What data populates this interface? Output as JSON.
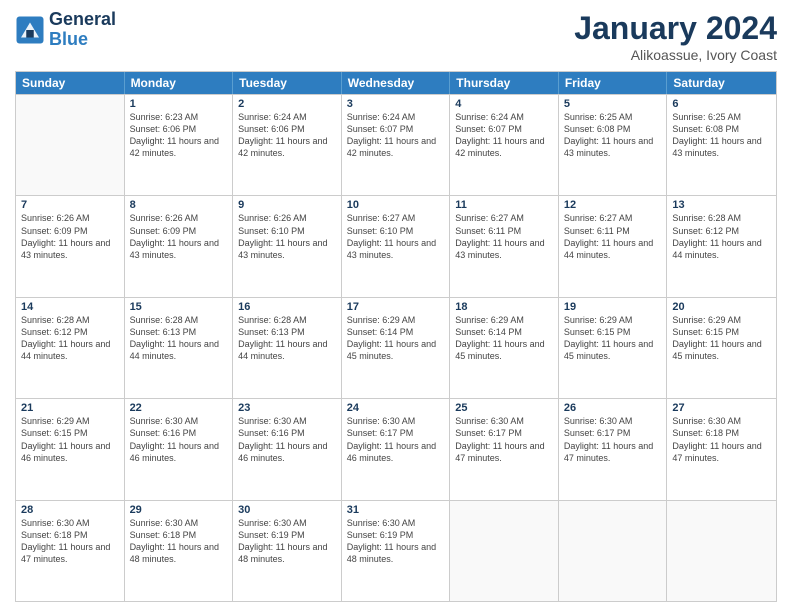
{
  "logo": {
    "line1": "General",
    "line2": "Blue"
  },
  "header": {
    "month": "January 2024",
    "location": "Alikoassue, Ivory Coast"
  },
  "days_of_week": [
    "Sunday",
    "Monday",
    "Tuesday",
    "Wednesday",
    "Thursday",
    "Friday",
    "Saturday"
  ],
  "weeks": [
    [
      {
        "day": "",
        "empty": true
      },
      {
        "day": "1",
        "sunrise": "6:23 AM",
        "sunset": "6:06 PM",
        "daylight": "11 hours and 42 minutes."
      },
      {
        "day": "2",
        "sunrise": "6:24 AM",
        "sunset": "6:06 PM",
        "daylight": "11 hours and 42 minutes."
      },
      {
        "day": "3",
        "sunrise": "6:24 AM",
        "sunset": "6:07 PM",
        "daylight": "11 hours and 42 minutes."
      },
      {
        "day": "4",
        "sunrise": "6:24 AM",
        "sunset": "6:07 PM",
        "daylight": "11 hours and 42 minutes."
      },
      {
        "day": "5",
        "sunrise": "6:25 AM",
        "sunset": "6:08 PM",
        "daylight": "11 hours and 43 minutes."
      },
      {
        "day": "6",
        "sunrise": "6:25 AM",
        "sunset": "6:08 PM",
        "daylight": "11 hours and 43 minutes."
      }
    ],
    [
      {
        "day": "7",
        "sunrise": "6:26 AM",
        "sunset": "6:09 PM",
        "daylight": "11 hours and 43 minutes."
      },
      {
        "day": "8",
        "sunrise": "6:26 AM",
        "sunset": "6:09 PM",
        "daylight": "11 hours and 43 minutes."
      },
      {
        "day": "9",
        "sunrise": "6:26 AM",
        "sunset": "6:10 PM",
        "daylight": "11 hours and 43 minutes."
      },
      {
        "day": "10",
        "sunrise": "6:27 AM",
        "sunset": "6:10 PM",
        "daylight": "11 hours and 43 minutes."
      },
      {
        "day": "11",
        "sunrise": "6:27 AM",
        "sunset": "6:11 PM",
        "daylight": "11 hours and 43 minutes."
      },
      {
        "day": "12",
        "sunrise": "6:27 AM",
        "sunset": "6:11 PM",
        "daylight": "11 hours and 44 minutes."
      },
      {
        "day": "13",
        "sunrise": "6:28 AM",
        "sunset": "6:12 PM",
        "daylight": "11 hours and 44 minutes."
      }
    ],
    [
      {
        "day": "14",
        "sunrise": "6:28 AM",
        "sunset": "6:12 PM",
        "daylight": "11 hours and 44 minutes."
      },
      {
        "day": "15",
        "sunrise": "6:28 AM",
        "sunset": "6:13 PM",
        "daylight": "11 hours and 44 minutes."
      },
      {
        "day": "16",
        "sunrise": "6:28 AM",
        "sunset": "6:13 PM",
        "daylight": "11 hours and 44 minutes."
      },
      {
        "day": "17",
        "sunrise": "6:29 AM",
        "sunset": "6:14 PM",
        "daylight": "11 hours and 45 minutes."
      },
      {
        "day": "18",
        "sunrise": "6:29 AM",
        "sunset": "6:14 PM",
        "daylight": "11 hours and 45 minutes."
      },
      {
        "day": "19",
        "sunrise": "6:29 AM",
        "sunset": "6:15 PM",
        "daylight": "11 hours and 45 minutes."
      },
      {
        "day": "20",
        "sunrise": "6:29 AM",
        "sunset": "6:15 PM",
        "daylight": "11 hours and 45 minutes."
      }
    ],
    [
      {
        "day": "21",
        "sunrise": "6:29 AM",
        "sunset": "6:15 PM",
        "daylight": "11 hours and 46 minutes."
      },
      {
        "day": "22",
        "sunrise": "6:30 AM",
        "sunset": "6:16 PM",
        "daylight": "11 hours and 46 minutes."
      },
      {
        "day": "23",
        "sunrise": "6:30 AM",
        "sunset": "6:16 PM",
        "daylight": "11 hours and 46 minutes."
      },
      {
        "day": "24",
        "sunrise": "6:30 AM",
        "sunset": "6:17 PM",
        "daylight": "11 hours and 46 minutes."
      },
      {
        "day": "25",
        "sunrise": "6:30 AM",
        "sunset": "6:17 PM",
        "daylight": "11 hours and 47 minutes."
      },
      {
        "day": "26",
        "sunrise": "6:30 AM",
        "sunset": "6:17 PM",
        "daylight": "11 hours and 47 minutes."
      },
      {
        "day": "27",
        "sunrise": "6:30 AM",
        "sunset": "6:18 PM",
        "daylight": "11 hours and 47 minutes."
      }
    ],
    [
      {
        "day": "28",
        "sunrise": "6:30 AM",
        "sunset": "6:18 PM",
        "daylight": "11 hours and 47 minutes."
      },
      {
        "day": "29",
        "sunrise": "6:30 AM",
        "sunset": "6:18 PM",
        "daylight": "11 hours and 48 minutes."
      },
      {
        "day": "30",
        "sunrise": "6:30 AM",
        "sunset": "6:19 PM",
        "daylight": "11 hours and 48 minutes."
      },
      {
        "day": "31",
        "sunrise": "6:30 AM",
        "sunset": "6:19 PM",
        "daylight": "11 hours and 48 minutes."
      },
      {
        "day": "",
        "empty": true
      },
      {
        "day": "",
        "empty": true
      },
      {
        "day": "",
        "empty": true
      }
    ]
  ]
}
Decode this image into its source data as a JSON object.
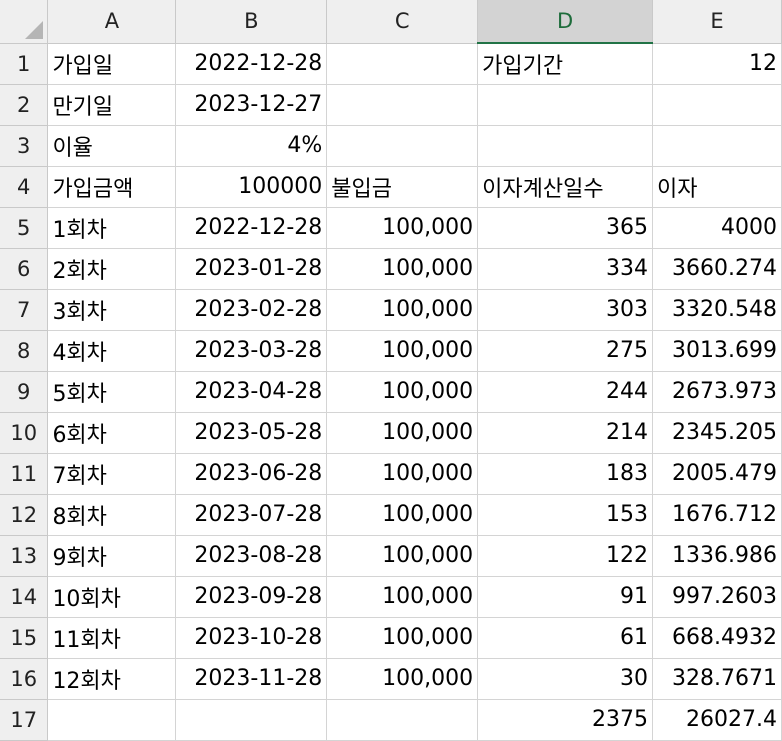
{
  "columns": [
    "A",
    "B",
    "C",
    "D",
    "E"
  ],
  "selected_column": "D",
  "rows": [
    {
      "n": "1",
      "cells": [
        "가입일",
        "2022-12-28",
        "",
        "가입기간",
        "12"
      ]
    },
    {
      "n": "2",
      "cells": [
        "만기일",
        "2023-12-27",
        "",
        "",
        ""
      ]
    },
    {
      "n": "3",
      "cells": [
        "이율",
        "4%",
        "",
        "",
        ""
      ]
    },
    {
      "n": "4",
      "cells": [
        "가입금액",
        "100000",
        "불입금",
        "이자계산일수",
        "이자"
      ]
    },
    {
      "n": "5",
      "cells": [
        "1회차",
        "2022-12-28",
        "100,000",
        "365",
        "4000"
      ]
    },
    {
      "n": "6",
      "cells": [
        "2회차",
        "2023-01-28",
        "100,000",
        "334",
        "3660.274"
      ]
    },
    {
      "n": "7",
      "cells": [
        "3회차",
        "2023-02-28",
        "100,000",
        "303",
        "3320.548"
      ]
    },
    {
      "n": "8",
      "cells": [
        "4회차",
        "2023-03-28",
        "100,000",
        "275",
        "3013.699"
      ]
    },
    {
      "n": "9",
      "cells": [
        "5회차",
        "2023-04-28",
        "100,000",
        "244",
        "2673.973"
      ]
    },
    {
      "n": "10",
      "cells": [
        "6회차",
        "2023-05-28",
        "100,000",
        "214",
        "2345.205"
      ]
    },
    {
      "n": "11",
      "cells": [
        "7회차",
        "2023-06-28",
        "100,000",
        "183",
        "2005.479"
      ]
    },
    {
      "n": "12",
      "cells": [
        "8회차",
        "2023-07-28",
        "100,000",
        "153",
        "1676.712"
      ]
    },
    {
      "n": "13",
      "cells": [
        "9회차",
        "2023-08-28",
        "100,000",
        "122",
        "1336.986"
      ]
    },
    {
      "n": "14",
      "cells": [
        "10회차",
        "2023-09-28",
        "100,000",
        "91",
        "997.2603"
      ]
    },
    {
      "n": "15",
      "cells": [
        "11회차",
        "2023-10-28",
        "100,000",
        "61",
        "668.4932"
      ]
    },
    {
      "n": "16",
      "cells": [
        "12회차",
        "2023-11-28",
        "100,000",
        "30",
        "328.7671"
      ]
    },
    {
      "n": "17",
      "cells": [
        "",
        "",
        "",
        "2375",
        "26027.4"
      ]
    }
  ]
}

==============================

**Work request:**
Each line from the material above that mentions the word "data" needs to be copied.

**Exercise result:**
What data populates this interface? Output as JSON.
Decode this image into its source data as a JSON object.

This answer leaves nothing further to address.